Action item —
Look in the data below for the line that contains "Decode this image". Copy that line and the remaining lines exactly.

★ ★ ★

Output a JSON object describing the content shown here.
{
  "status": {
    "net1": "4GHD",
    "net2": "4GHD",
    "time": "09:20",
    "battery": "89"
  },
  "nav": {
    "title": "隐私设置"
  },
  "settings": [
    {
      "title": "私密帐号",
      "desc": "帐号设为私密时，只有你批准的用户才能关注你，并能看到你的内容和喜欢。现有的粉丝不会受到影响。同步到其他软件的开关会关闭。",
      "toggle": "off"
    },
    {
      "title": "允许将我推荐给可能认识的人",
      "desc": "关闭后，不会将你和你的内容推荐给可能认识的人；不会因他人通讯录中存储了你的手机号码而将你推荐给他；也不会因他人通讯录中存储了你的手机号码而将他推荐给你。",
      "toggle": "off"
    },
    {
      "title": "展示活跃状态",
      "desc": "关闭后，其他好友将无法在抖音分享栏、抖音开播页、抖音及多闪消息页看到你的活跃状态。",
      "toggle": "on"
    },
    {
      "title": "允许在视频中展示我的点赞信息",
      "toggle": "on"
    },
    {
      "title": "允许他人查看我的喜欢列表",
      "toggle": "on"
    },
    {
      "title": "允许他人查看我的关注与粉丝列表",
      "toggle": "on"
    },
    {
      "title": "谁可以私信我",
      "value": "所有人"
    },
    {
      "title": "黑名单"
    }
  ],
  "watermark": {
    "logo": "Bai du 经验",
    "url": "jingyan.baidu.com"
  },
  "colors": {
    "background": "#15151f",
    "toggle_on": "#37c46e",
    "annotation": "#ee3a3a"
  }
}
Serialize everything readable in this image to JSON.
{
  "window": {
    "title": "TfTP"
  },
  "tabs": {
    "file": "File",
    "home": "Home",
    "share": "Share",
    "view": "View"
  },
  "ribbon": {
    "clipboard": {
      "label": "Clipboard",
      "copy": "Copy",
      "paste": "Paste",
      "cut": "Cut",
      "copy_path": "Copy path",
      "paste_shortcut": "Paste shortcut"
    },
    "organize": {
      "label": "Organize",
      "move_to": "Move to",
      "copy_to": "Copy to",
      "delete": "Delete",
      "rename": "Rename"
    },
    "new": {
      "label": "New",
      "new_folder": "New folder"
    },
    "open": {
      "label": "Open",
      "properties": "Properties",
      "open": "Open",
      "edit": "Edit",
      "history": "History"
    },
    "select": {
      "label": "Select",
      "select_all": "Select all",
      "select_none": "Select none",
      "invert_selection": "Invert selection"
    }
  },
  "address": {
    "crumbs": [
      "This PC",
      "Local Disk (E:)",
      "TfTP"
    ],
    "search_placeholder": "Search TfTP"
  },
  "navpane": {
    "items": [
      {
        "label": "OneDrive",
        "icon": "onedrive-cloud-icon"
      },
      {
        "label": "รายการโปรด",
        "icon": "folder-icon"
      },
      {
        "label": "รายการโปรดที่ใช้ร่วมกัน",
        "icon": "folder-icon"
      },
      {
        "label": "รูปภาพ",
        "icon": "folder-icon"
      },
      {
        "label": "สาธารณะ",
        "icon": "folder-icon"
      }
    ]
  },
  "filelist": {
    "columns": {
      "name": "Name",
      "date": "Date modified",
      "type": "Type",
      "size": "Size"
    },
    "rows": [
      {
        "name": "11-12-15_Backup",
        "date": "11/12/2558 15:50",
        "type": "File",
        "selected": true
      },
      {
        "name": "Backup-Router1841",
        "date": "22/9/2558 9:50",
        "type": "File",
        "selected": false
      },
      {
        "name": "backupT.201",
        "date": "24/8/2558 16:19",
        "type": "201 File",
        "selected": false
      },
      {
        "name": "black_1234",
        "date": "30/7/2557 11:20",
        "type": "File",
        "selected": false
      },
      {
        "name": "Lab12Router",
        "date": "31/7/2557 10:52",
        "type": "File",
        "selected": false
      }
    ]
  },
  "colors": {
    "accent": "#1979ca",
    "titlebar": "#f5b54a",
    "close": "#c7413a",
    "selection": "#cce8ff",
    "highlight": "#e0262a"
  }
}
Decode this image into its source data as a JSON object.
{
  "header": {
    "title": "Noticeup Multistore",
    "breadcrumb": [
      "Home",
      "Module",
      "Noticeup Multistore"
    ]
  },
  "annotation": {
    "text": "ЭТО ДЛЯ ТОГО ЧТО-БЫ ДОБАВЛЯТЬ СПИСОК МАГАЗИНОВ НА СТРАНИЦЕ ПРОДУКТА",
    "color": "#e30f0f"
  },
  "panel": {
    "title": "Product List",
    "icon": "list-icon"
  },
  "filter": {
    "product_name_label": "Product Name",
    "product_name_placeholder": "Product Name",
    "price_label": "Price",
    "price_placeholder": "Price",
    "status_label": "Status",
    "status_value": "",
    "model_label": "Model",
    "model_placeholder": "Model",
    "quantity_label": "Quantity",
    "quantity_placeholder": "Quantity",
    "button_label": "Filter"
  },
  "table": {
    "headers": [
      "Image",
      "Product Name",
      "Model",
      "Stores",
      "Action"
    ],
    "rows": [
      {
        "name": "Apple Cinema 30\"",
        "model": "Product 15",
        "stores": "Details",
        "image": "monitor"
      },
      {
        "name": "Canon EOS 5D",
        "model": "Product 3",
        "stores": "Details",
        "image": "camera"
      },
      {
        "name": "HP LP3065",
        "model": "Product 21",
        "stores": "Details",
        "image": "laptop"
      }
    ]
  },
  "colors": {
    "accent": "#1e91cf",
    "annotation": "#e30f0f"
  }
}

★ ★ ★

Output below —
Decode this image into its source data as a JSON object.
{
  "header": {
    "title": "Noticeup Multistore",
    "breadcrumb": [
      "Home",
      "Module",
      "Noticeup Multistore"
    ]
  },
  "annotation": {
    "text": "ЭТО ДЛЯ ТОГО ЧТО-БЫ ДОБАВЛЯТЬ СПИСОК МАГАЗИНОВ НА СТРАНИЦЕ ПРОДУКТА",
    "color": "#e30f0f"
  },
  "panel": {
    "title": "Product List",
    "icon": "list-icon"
  },
  "filter": {
    "product_name_label": "Product Name",
    "product_name_placeholder": "Product Name",
    "price_label": "Price",
    "price_placeholder": "Price",
    "status_label": "Status",
    "status_value": "",
    "model_label": "Model",
    "model_placeholder": "Model",
    "quantity_label": "Quantity",
    "quantity_placeholder": "Quantity",
    "button_label": "Filter"
  },
  "table": {
    "headers": [
      "Image",
      "Product Name",
      "Model",
      "Stores",
      "Action"
    ],
    "rows": [
      {
        "name": "Apple Cinema 30\"",
        "model": "Product 15",
        "stores": "Details",
        "image": "monitor"
      },
      {
        "name": "Canon EOS 5D",
        "model": "Product 3",
        "stores": "Details",
        "image": "camera"
      },
      {
        "name": "HP LP3065",
        "model": "Product 21",
        "stores": "Details",
        "image": "laptop"
      }
    ]
  },
  "colors": {
    "accent": "#1e91cf",
    "annotation": "#e30f0f"
  }
}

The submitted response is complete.